» **PROBLEM STATEMENT**: Where a line of the entries holds the string "Shift", copy that line.

» **STORED DATA**:

◆ ◆ ◆ ◆ ◆

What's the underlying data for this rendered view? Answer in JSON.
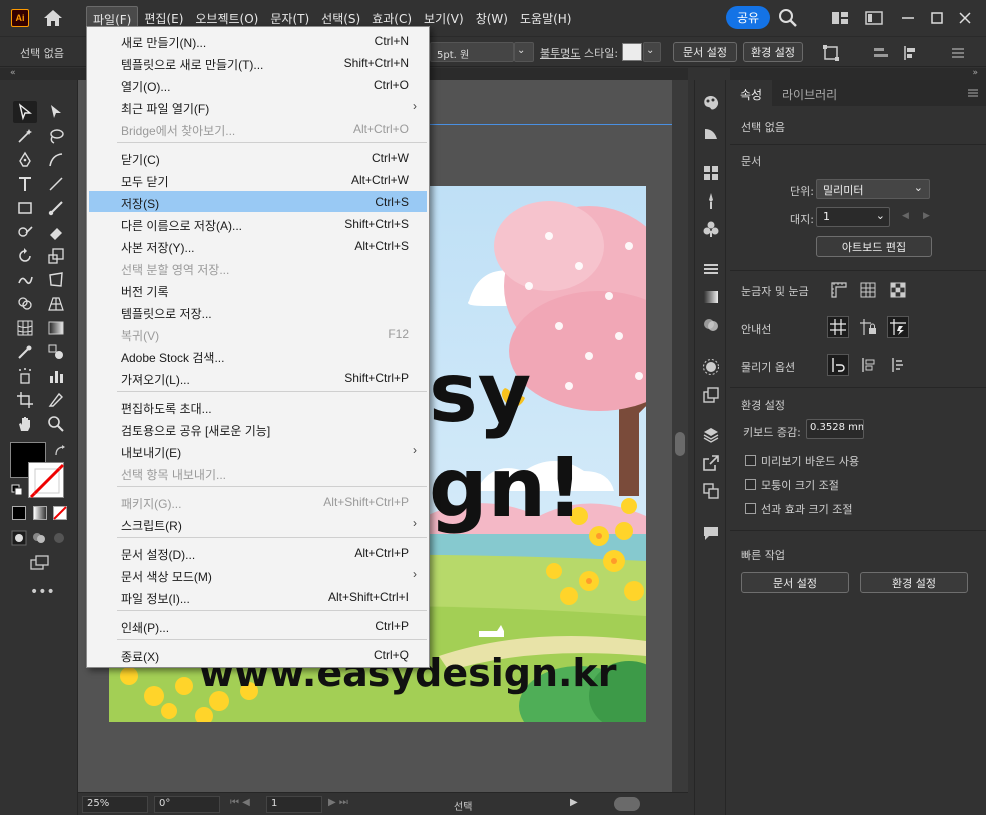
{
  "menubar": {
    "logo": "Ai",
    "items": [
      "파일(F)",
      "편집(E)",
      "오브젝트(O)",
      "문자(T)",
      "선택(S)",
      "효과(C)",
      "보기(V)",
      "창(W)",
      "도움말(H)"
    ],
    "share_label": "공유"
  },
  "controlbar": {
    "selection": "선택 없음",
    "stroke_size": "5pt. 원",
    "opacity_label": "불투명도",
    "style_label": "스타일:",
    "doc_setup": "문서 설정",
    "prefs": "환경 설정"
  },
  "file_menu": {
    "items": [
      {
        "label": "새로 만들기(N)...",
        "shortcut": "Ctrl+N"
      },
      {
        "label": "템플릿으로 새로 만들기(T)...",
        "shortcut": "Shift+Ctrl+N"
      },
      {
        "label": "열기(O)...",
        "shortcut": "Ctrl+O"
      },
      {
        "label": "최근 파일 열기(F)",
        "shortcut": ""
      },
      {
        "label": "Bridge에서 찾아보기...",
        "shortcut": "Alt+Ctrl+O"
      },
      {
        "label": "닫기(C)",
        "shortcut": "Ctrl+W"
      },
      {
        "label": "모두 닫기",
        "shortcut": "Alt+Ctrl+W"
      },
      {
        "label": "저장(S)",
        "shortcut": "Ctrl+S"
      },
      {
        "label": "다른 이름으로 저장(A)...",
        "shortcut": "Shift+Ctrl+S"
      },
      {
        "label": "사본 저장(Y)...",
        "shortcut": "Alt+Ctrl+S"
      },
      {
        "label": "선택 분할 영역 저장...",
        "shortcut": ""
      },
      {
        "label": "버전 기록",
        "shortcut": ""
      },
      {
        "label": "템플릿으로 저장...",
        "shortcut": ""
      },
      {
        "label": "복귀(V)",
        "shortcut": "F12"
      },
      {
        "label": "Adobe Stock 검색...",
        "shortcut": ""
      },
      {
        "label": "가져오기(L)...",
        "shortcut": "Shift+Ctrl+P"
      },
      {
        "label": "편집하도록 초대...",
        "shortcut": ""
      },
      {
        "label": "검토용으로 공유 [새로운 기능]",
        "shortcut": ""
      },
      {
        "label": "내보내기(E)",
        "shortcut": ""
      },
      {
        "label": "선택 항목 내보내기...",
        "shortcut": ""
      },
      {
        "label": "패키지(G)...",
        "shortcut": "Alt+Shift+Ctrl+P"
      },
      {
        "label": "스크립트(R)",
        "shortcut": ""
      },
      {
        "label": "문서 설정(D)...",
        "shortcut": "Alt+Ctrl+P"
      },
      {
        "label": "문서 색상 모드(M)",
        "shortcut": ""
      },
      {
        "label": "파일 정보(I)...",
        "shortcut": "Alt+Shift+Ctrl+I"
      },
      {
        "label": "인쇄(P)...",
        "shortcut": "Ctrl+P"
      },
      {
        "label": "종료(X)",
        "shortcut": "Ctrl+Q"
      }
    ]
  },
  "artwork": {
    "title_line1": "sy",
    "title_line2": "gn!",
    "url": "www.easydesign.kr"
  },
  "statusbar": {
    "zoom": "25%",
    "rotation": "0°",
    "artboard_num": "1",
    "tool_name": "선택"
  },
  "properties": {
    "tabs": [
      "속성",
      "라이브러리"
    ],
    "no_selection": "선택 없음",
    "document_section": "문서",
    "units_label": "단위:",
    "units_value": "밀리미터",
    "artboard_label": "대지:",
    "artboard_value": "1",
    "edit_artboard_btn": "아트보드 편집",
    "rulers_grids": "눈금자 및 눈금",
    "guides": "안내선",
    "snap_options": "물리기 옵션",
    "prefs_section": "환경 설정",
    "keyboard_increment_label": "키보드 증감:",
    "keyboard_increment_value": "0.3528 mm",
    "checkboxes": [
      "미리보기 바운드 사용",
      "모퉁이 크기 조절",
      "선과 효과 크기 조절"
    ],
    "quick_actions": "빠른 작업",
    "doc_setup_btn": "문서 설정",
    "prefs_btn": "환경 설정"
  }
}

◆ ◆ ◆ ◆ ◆

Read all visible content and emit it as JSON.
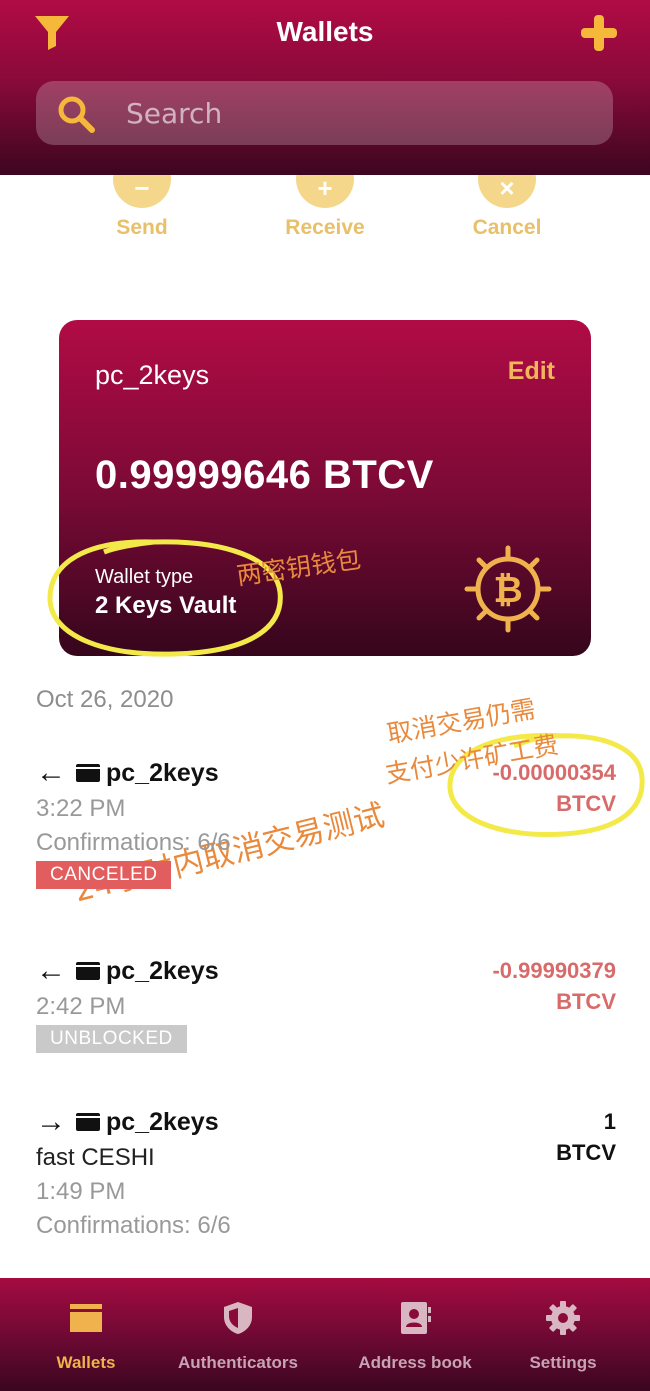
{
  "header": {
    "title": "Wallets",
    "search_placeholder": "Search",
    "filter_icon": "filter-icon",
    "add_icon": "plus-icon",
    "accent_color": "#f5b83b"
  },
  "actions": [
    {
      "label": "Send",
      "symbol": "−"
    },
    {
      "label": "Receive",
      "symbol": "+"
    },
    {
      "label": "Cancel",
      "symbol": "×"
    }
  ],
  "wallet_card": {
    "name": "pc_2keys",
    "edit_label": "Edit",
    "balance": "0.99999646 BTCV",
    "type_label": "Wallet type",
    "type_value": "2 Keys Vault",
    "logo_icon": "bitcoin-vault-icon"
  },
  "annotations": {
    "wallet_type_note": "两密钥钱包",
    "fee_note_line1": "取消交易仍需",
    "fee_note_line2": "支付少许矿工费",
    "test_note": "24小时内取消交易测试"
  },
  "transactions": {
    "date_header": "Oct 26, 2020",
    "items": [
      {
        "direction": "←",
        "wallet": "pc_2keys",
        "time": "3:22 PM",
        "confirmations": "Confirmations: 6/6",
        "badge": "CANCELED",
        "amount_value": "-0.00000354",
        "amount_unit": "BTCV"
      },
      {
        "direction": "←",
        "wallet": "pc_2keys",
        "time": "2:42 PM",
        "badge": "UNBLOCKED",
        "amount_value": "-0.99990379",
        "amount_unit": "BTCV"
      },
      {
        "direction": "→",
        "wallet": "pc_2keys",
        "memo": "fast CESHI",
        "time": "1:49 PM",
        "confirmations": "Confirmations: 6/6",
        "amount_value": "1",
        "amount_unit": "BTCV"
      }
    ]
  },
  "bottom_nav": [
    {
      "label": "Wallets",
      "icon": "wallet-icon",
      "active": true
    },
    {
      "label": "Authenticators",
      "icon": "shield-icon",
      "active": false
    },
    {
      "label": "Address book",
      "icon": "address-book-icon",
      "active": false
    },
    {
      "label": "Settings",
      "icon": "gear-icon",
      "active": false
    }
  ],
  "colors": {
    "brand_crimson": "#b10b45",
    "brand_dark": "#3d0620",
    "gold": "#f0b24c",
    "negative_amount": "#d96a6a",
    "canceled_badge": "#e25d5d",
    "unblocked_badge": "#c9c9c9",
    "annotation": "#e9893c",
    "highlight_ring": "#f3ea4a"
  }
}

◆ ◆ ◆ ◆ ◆

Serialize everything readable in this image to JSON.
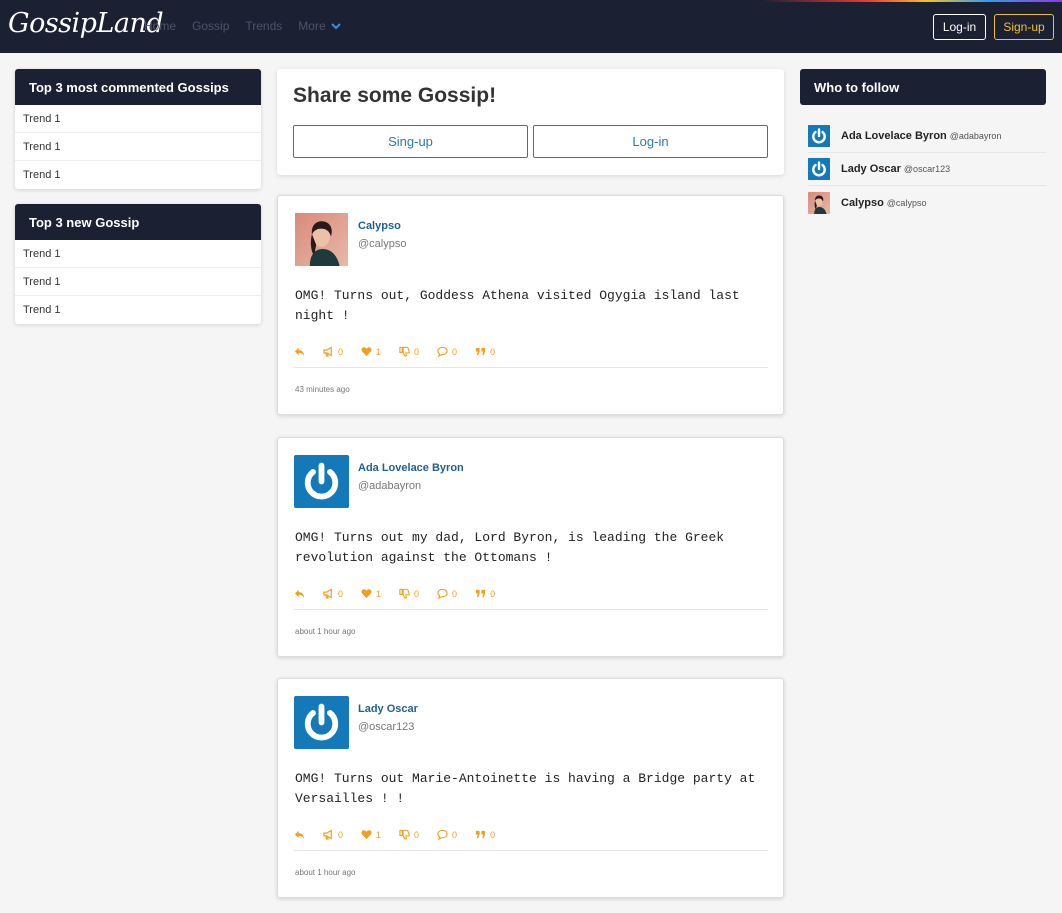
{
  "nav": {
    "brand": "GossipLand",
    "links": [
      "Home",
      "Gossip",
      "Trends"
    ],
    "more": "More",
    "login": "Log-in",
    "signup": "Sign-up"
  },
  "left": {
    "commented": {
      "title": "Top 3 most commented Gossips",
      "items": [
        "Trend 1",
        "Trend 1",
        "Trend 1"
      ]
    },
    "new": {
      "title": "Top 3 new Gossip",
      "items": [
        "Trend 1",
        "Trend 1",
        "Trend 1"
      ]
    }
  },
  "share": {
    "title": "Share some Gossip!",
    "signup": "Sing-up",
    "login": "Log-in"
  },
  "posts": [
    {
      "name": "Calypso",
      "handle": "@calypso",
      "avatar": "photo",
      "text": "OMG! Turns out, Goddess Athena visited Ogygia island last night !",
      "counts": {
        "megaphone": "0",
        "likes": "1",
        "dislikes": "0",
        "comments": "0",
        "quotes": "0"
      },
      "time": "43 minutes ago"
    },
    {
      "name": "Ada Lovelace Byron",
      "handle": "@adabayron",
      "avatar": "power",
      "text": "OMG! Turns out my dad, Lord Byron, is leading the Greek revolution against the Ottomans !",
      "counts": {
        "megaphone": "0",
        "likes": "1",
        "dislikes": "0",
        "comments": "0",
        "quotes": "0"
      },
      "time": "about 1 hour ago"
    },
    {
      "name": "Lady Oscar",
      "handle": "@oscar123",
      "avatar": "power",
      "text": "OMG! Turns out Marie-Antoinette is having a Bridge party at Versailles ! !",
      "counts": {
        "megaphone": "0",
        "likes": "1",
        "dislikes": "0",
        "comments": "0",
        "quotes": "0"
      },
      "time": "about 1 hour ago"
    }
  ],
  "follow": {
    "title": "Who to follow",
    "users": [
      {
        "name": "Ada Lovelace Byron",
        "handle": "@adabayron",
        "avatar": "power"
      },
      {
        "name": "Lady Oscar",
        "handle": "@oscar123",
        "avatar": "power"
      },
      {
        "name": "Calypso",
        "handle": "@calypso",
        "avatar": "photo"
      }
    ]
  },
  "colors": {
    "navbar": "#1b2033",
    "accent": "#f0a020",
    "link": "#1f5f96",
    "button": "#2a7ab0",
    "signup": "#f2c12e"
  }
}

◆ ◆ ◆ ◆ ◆

» **EXPECTED OUTPUT**:
        "shortcut": "Shift+Ctrl+N"
        "shortcut": "Shift+Ctrl+S"
        "shortcut": "Shift+Ctrl+P"
        "shortcut": "Alt+Shift+Ctrl+P"
        "shortcut": "Alt+Shift+Ctrl+I"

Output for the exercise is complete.